Warning: The following paragraphs address an emotional issue—abortion. They also contain a link to a video of actress Martha Plimpton bragging about her multiple abortions. Finally, my paragraphs share some of my thoughts, some experiences germane to this issue, and a short confession. If you are willing, I invite you to continue. What is at stake is important; no, it is more than that.
I was driving home today to prepare my military gear. I am one of thousands of soldiers being called upon to support our nation amidst Irma’s lashing the land. But that is not what this is about. I had my radio on in my truck. Dennis Prager played an audio of actress Martha Plimpton who recently spoke to a gathering in Seattle, Washington. Her topic: the beauty of her abortions. Plural. Prager played forty seconds of Plimpton recalling her “best abortion” that was performed in Washington. The crowd reacted—with applause.
I’ve attached the link for you here: https://www.youtube.com/watch?v=URiXH_iMLqo
First, I became viscerally angry. I felt my chest tighten. I felt my pulse quicken. I discovered I was squeezing my steering wheel. For a moment, I only pictured this woman’s face in my mind, and I despised her. I wish I could say I am more sanctified than that, but I’m not. I was angry.
Second, I turned off the radio. I pulled off the road. I had to. My stomach was hurting. Why? I felt I might vomit.
The feeling that came to my stomach was the one I felt when I took fellow soldiers through Nazi concentration camps in Germany. I’m thinking of one time in Dachau. Some of my fellow soldiers and I took a few days and I led them on a tour of Dachau.

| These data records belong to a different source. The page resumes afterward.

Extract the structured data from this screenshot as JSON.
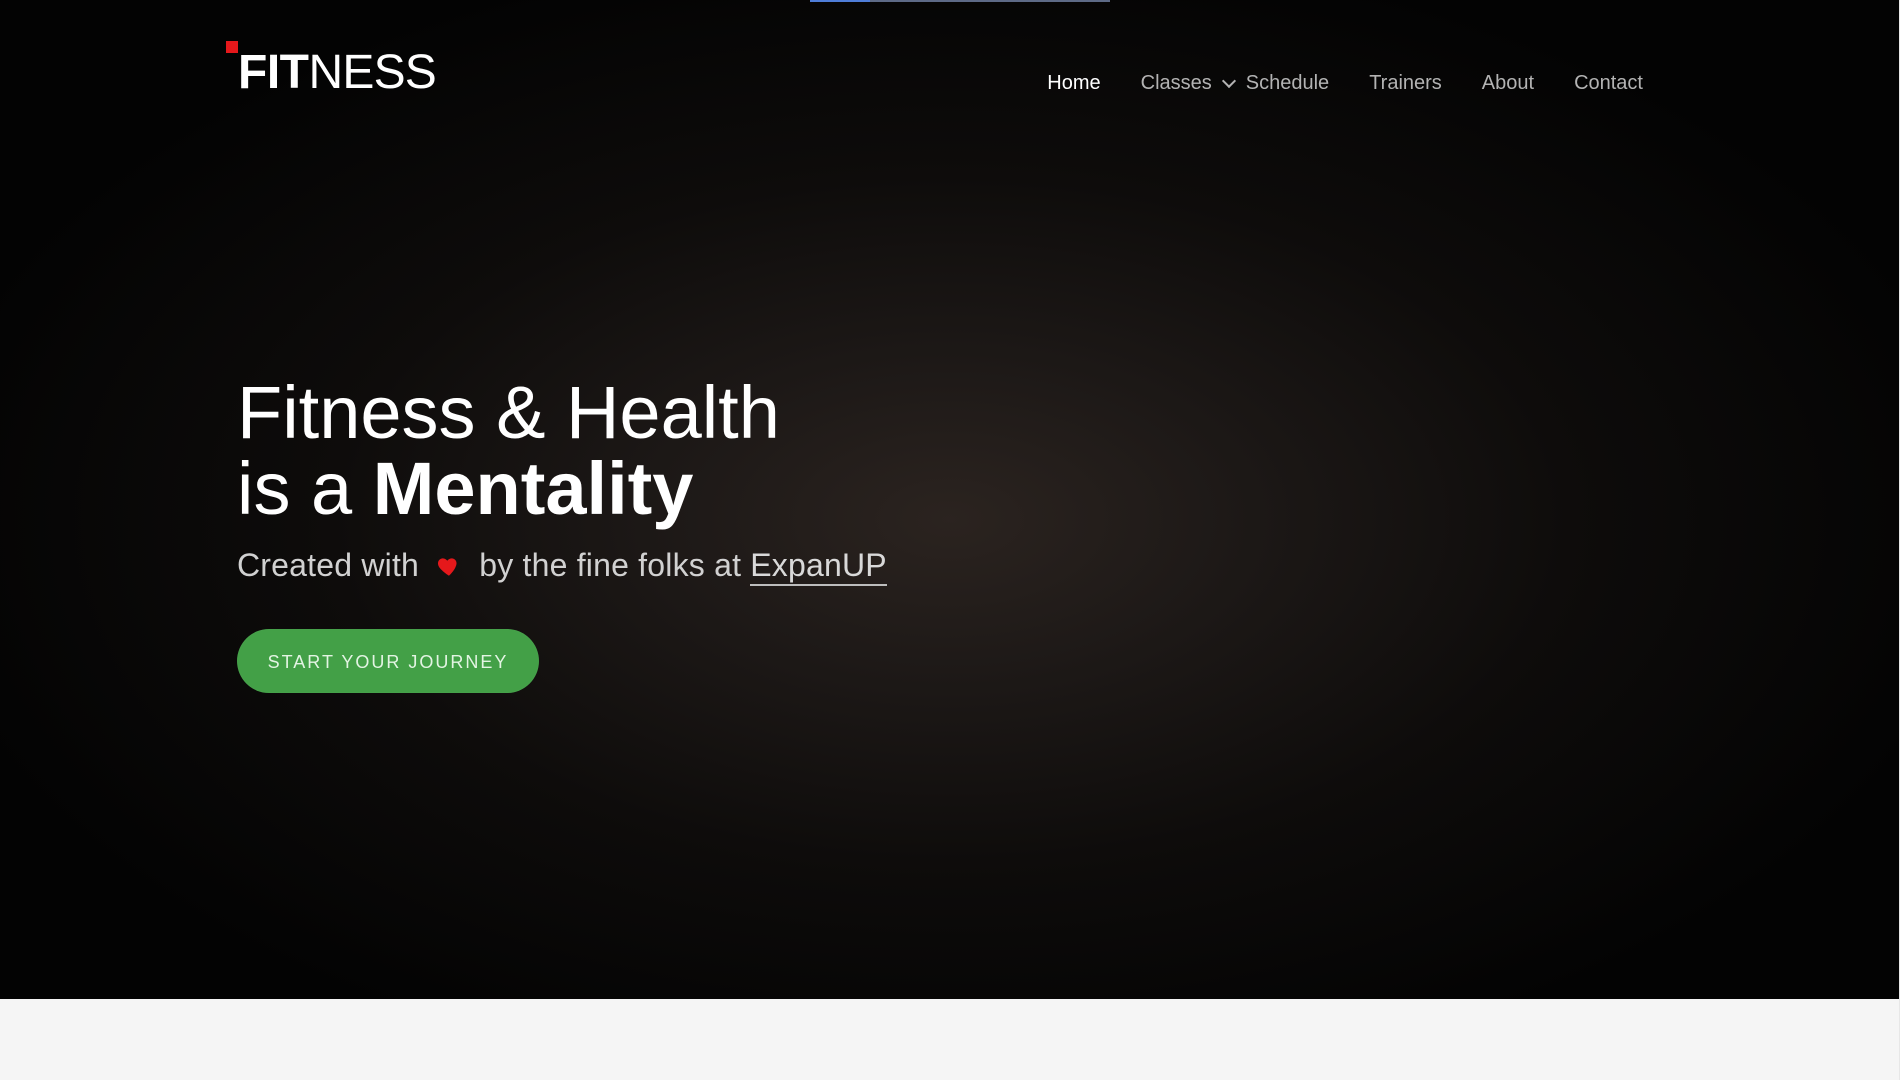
{
  "logo": {
    "bold": "FIT",
    "light": "NESS"
  },
  "nav": {
    "items": [
      "Home",
      "Classes",
      "Schedule",
      "Trainers",
      "About",
      "Contact"
    ]
  },
  "hero": {
    "headline_line1": "Fitness & Health",
    "headline_prefix": "is a ",
    "headline_emphasis": "Mentality",
    "tagline_before": "Created with",
    "tagline_middle": "by the fine folks at",
    "tagline_link": "ExpanUP",
    "cta_label": "START YOUR JOURNEY"
  },
  "colors": {
    "brand_red": "#e5181b",
    "cta_green": "#43a047",
    "heart_red": "#e5181b"
  },
  "icons": {
    "heart": "heart-icon",
    "chevron": "chevron-down-icon"
  }
}
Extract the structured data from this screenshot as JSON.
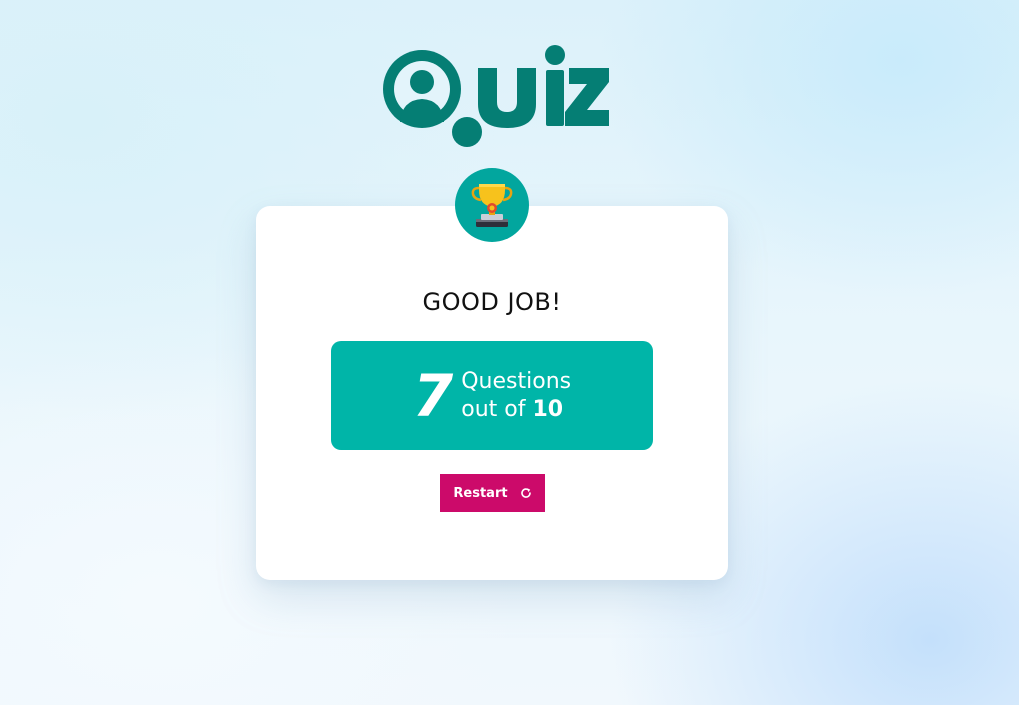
{
  "app": {
    "logo_text": "Quiz",
    "brand_color": "#057e74",
    "accent_color": "#00b5a8",
    "button_color": "#cc0a6a"
  },
  "result": {
    "badge_icon": "trophy-icon",
    "headline": "GOOD JOB!",
    "score": "7",
    "questions_label": "Questions",
    "out_of_label": "out of",
    "total": "10"
  },
  "actions": {
    "restart_label": "Restart",
    "restart_icon": "refresh-icon"
  }
}
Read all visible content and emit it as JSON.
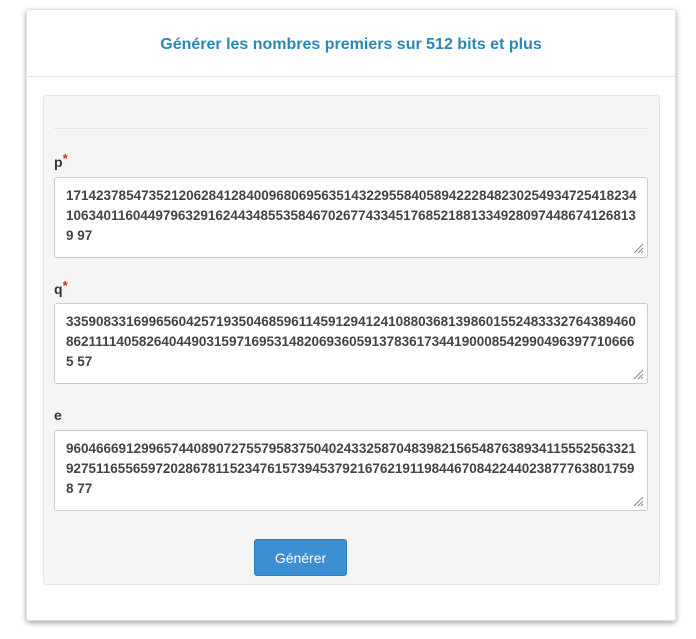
{
  "header": {
    "title": "Générer les nombres premiers sur 512 bits et plus"
  },
  "fields": {
    "p": {
      "label": "p",
      "required_mark": "*",
      "value": "171423785473521206284128400968069563514322955840589422284823025493472541823410634011604497963291624434855358467026774334517685218813349280974486741268139 97"
    },
    "q": {
      "label": "q",
      "required_mark": "*",
      "value": "335908331699656042571935046859611459129412410880368139860155248333276438946086211114058264044903159716953148206936059137836173441900085429904963977106665 57"
    },
    "e": {
      "label": "e",
      "value": "960466691299657440890727557958375040243325870483982156548763893411555256332192751165565972028678115234761573945379216762191198446708422440238777638017598 77"
    }
  },
  "actions": {
    "generate_label": "Générer"
  },
  "colors": {
    "title": "#2a87b8",
    "button": "#3c8fd2",
    "required": "#c9302c"
  }
}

We walked under the iron gates, stood in front of trenches that Jews were forced to dig; we stood in silence before the ovens where men, women, and children were incinerated; we walked into concrete rooms where Zyklon B poison was used to gas millions. We stood under the smokestacks where charred human remains billowed out like snow. We saw rooms stacked with Jewish hair, teeth, and shoes—all torn from them, since they were “undesirables.”
Back to Plimpton. As I heard her speak, and I heard the crowd cheer, that old feeling returned—that sickness that rises in the stomach when we see evil, whether in a concentration camp, or when mothers are lauded for murdering their boys and girls in the womb. One word only I could think of: barbarism.

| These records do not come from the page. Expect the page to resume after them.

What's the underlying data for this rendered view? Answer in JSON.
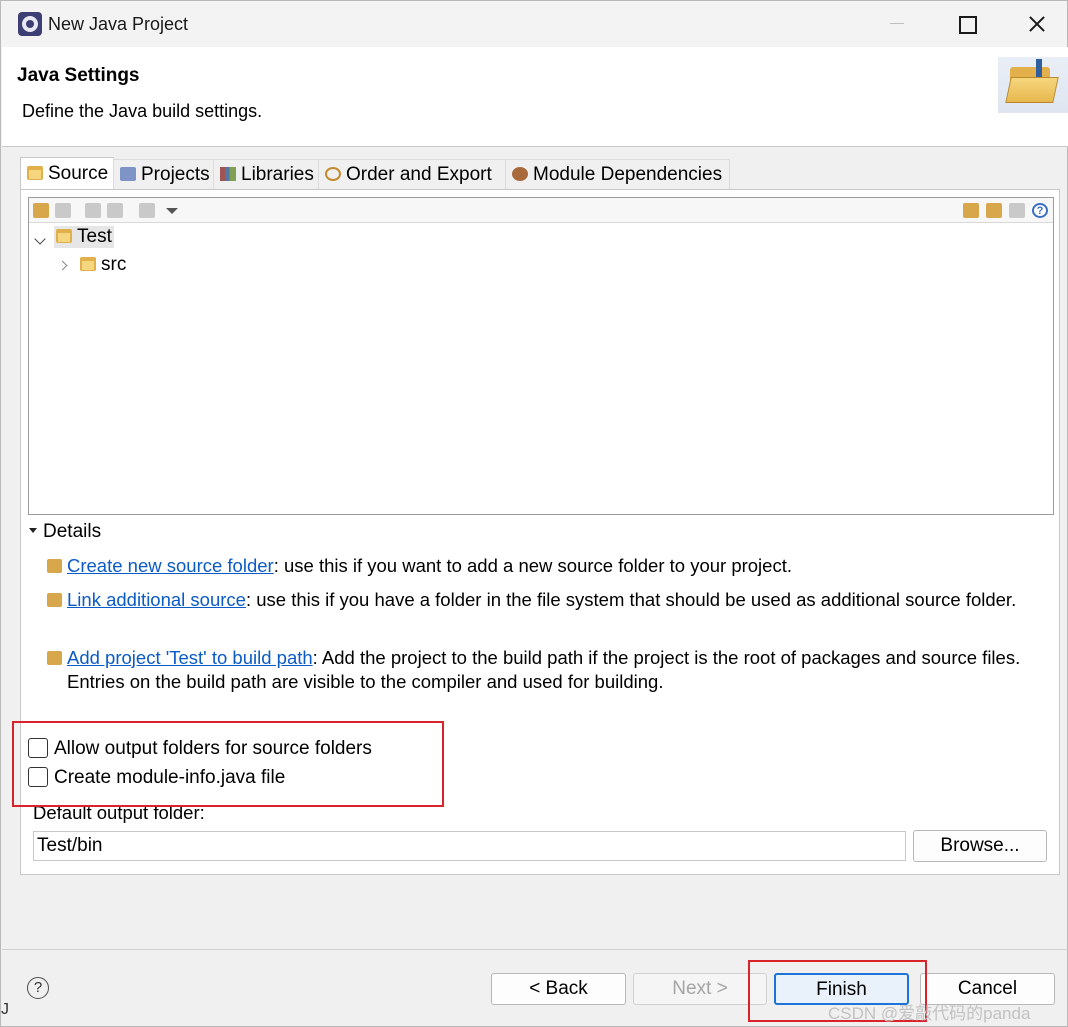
{
  "window": {
    "title": "New Java Project"
  },
  "header": {
    "title": "Java Settings",
    "description": "Define the Java build settings."
  },
  "tabs": [
    {
      "label": "Source"
    },
    {
      "label": "Projects"
    },
    {
      "label": "Libraries"
    },
    {
      "label": "Order and Export"
    },
    {
      "label": "Module Dependencies"
    }
  ],
  "tree": {
    "root": "Test",
    "child": "src"
  },
  "details": {
    "label": "Details",
    "items": [
      {
        "link": "Create new source folder",
        "text": ": use this if you want to add a new source folder to your project."
      },
      {
        "link": "Link additional source",
        "text": ": use this if you have a folder in the file system that should be used as additional source folder."
      },
      {
        "link": "Add project 'Test' to build path",
        "text": ": Add the project to the build path if the project is the root of packages and source files. Entries on the build path are visible to the compiler and used for building."
      }
    ]
  },
  "options": {
    "allow_output_folders": "Allow output folders for source folders",
    "create_module_info": "Create module-info.java file"
  },
  "output": {
    "label": "Default output folder:",
    "value": "Test/bin",
    "browse": "Browse..."
  },
  "buttons": {
    "help": "?",
    "back": "< Back",
    "next": "Next >",
    "finish": "Finish",
    "cancel": "Cancel"
  },
  "watermark": "CSDN @爱敲代码的panda",
  "edge_text": "J"
}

Third, I thought of my wife. Several years back, she was unable to carry two of our children to term. We lost both of them. I won’t give you all the details, because this is not about us, but about something that affects civilization–if we call it that anymore. At any rate, after several weeks of pregnancy, we had been to the doctor, and we had those proud moments when we bring ultrasound pictures back and display them on our refrigerator. But those children were not to be born. I suffered in a way that defies language. But it was nothing to compare with what I saw my wife suffer and endure. She still grows silent around the time their birthdays would have been.
How do these three things relate? How do they cohere? I pulled off the road because my stomach hurt. It hurt in a way that was visceral. Today brought up some of the greatest pains I have ever known: the horrors of witnessing the remains evil men unleashed upon other men, women, and children in the 1930s and 1940s in Europe—because of a secular worldview; and the horrors of seeing my family’s children die in their mother’s womb, and our praying for God to save them, to deliver them to us healthy; and an American actress boast of multiple abortions to an audience who applauded.
What did I do? I pulled over. I tried to pray. But I wept. I lamented our barbarism. I saw the irony of how we deploy soldiers to save our fellow men from hurricanes, but we murder our sons and daughters in the womb. Barbarism. And I wept and prayed some more.
I wanted to write of literary things, or of history, or of theological interests again. But today I could not. Some things are too important; silence is not my choice.